Remote Operating System (OS) Fingerprinting is a precursory step for launching attacks on the Internet. As a precaution against potential attacks, a remote machine can take a proactive counter-strategy to deceive fingerprinters. This is done by normalizing or mystifying the distinguishing behaviors in the packets. However, the unified modification causes a significant performance degradation to benign clients. Using a game-theoretic approach, we propose a selective and dynamic mechanism for counter-fingerprinting. We analyze the interaction between a fingerprinter and a target by modeling the problem as a signaling game and name it Defense-Game. Here, the defender observes the attacker's actions and takes moves accordingly. We derive the Nash equilibrium strategy profiles based on the information gain analysis and propose a defense mechanism named Strategic-Defender. Our game-theoretic approach appropriately distinguishes a fingerprinter from a benign client and mystifies packets to confuse the fingerprinter, while minimizing the side effects on benign clients. The performance analysis shows that the defense mechanism can reduce the probability of success of the fingerprinter significantly, without deteriorating the overall performance of other clients. Later, we restructure the game as a screening game where the attacker plays as the follower so that it can recognize the type of the target and act accordingly. We name the game Attack-Game and solve it for the equilibrium strategies. We evaluate the performance of Strategic-Defender when the attacker takes actions according to the optimal results of Attack-Game. The evaluation results show that the attacker's payoff may increase a bit, however, it is still too low to succeed.

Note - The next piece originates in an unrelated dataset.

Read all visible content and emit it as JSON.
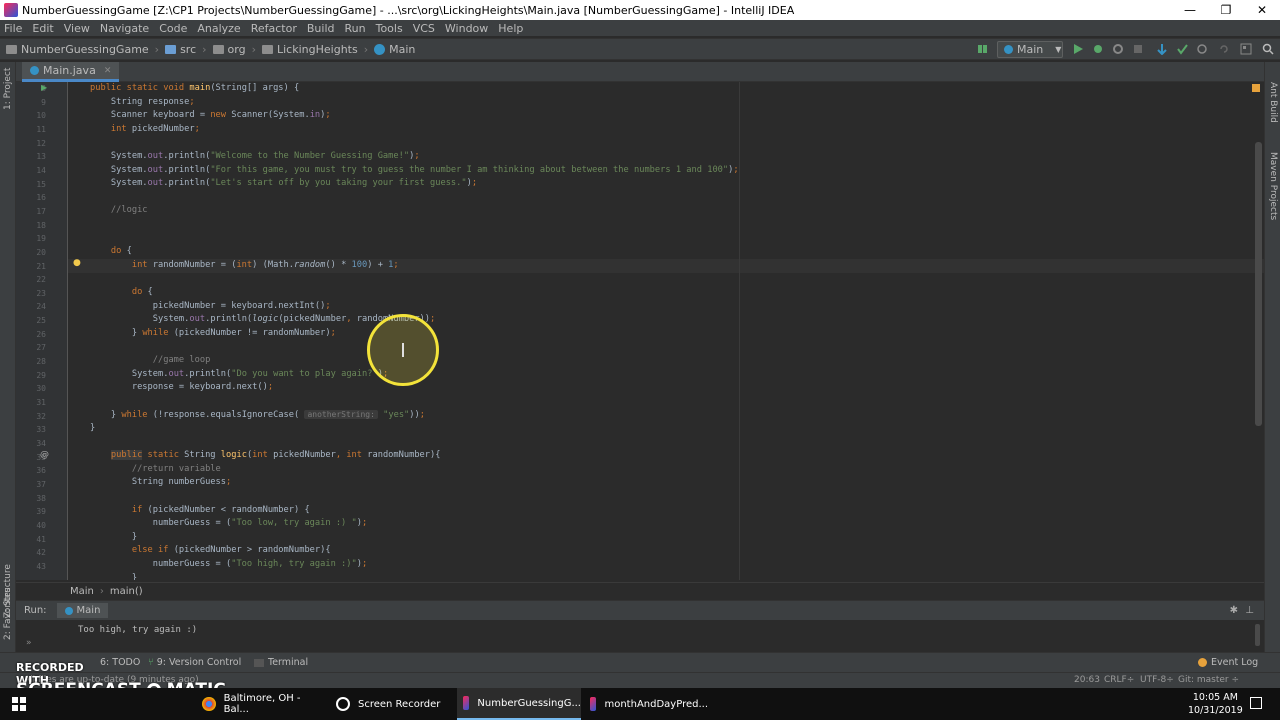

- Game-theoretic modeling
- Signaling game
ASJC Scopus subject areas
- Safety, Risk, Reliability and Quality
- Computer Networks and Communications